KY-6 is still a fundamentally similar seat to the outgoing version in that it is based around Fayette County (Lexington). Vis-à-vis the state, Fayette County has seen something of a contrarian trajectory in recent history: when Democrats dominated Kentucky politics, they would not run especially well there, and would often lose it. But in 2020, as Trump claimed 62% in Kentucky, Biden took 59% in Fayette County. The problem for Democrats is that Fayette County accounts for just 43% of the 6th District — the other 57% comes from 15 counties which, collectively, broke to Trump by a better than 2-to-1 ratio.

Elsewhere in Kentucky, though District 2 contains the cities of Bowling Green and Owensboro, it typically gives Republicans over 60%. KY-5, which contains much of the state’s section of Appalachia, has been a contender for the Trumpiest district in the nation — Biden was held under 20% in many of its counties. Though there are some positive longer-term trends for Democrats in KY-4 (the district is becoming more influenced by the suburbs of Cincinnati), it still gave Gov. Beshear just 45%.

Moving south, though Mississippi’s congressional redistricting was ultimately settled by the courts last decade, this time, the process seemed quite cut-and-dry. The 2nd District, which is Black-majority, has been losing population at a relatively rapid rate — going into redistricting, it needed to pick up nearly 66,000 residents. As a result, aside from a few miles up north, MS-2 now includes all of Mississippi’s western border.
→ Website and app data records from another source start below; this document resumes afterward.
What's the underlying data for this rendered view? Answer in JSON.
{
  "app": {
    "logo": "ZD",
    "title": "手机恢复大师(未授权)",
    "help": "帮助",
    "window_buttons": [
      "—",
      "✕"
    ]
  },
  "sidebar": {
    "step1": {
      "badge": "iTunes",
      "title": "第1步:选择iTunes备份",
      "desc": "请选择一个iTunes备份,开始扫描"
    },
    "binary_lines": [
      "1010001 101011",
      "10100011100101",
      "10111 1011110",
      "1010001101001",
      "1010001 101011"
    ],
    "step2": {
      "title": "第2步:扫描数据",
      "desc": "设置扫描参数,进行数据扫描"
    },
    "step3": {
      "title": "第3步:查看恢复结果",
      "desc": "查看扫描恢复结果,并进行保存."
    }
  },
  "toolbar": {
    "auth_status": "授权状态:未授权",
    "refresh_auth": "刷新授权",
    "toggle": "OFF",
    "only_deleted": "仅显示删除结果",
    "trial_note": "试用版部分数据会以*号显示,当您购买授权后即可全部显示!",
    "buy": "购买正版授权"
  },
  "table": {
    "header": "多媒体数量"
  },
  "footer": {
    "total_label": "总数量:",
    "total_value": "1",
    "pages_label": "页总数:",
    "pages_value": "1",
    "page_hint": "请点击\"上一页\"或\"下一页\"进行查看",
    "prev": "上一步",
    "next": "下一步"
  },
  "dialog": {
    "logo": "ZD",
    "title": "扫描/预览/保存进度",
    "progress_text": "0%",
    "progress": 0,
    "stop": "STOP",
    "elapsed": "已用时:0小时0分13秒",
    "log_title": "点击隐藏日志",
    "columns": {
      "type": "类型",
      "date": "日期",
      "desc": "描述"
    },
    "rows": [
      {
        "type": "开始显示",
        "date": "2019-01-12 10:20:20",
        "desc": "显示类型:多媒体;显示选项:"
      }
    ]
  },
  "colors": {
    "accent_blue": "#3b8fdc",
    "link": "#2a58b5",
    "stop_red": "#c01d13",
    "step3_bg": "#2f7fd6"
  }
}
MS-2 should continue to reelect Democratic Rep. Bennie Thompson, or most any other Democrat, without much of a fuss in general elections. The other 3 Republican-held seats all gave Trump more than 60% — if any of them are in jeopardy over the course of the next decade, Democrats are likely looking at tsunami-level gains across the country.

Staying the Deep South, a federal court ruled earlier this week that Alabama, which has one majority-Black district on its 7-seat map, must draw another district that gives Black voters an opportunity to elect a representative of their choice (mappers would not have to draw horrendously jagged lines in order to achieve such an outcome). Though the U.S. Supreme Court has yet to weigh in, the Alabama ruling may have implications for other states across the South, if it stands.

In some better news for Republicans, and as we anticipated, Tennessee Republicans are very close to finalizing a map that eliminates Rep. Jim Cooper’s (D, TN-5) Nashville-based seat. Cooper announced his retirement on Tuesday, and Republicans should have an easy time going from a 7-2 edge in that state to 8-1. Gov. Bill Lee (R-TN) is expected to sign the map — we will have more to say then.